Traditionally, a ‘tussie-mussie’ – a small posy, usually wrapped in a lace doily or ribbon – would be sent as a gift, acting as a coded message for the recipient. It was especially important to pass your messages in secret as public flirtation and displays of emotion were strictly forbidden.
As well as hiding messages in your flowers, the way the posy was presented also carried meaning: to hand a bouquet from the left hand meant a declined offer, whereas the with the right was to accept, and should a bouquet be fastened by the lady to her clothing at heart-height, it was taken that she was happy with her suitors advances (and that perhaps he should present her with some Lime blossom).
We’ve previously examined the meanings of some of our soliflore fragrances, however we were yet to translate many of our fragrances, including our most recent scent: Peoneve. As such we’ve decided to take a look at more of our scents and their meanings:
Peony - Peoneve
Should a lady be presented with peonies in an upright position, it would signify her suitor’s appreciation of her coy nature. Peoneve is a lush floral capturing a bright and delicate peony blooming in an English garden.
Peonies are also thought of as signifying bravery, honour, prosperity and masculinity in the far East – and Peoneve certainly smells wonderful on many of the gentlemen know, where the woody notes become amplified on a masculine skin.
Rose - Elisabethan Rose
Meaning: Perfect Happiness
A holographic and translucent rose in full blossom, with a sparkling geranium opening, and a smooth, honeyed chamomile accent, Elisabethan Rose will symbolise both contentment and patience.
Violet - Violetta
Meaning: Virtue & Faithfulness
Deliciously candied and with a verdant and vibrant green top-note, Violetta captures the purity of violets in one of our most surprising and realistic scents. A gift of violets would convey an eternal love, and that perhaps a proposal was on the horizon.
Stock - Night Scented Stock
Meaning: Lasting Beauty
Forming part of our Anthology collection, Night Scented Stock is a hazy white floral, breathing life into a bouquet of heavily scented stocks, above a delicate and powdery blend of heliotrope and benzoin. Whilst many other white floral ingredients are associated with impurity, stock connotes an unchanging adoration.

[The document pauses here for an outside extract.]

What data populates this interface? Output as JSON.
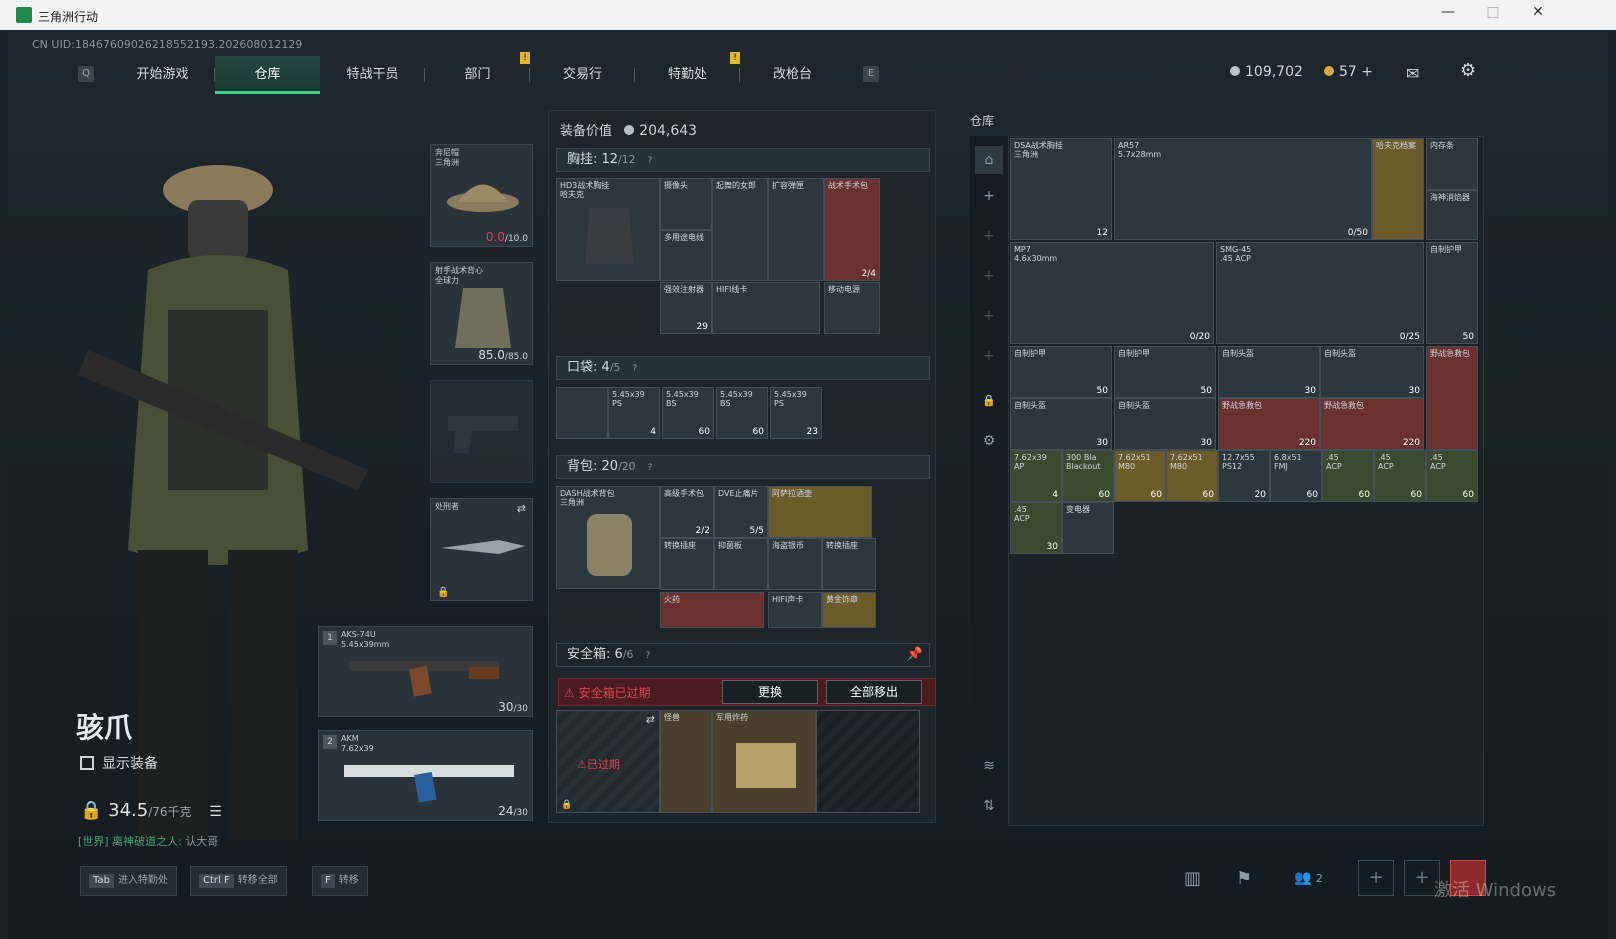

If perhaps a suitor had reason to believe he wasn’t the only one vying for a lady’s affections, a gift of lavender would let her know his devotion, but also of his mistrust. Lavandula is smooth, green and shimmering, decorating lavender with a spicy facet and ambery warmth.
What does your fragrance say about you in Floriography? Which of these flowers would you like to be presented with? Let us know if you agree with them in the comments below.
13 September 2015
Oh My Peoneve!
I wear Peoneve as one of daytime favourites of Penhaligon's, it is wonderful to read the entomology of such a gorgeous blooming scent. I think I would have to choose the main flower Peony as my representitive not just for the Basfulness (modesty there!) but the smell of the Flower itself.
25 June 2013
They were interesting and fascinating times...and good to see brought forward to current times in form of fragrances if not flowers!:)
25 June 2013
Violets may symbolize virtue and faithfulness but I have found that wearing Violetta as my favourite Summer perfume, it has rather a sexy soft darkness about it in the evening, nothing virtuous about it at all!
20 June 2013
The Upright And The Just
Peoneve is certainly an upright scent. I would enjoy more floral entomology for Opus 1870 so I can tackle those complex notes with wisdom and authority.
Floriography, also known as ‘The Language of Flowers’, was a popular method of expressing emotions and sending messages in Victorian times. Whilst we have lost many of the meanings in time, a red rose is still thought of as a symbol of passionate love, and daisies still suggest innocence.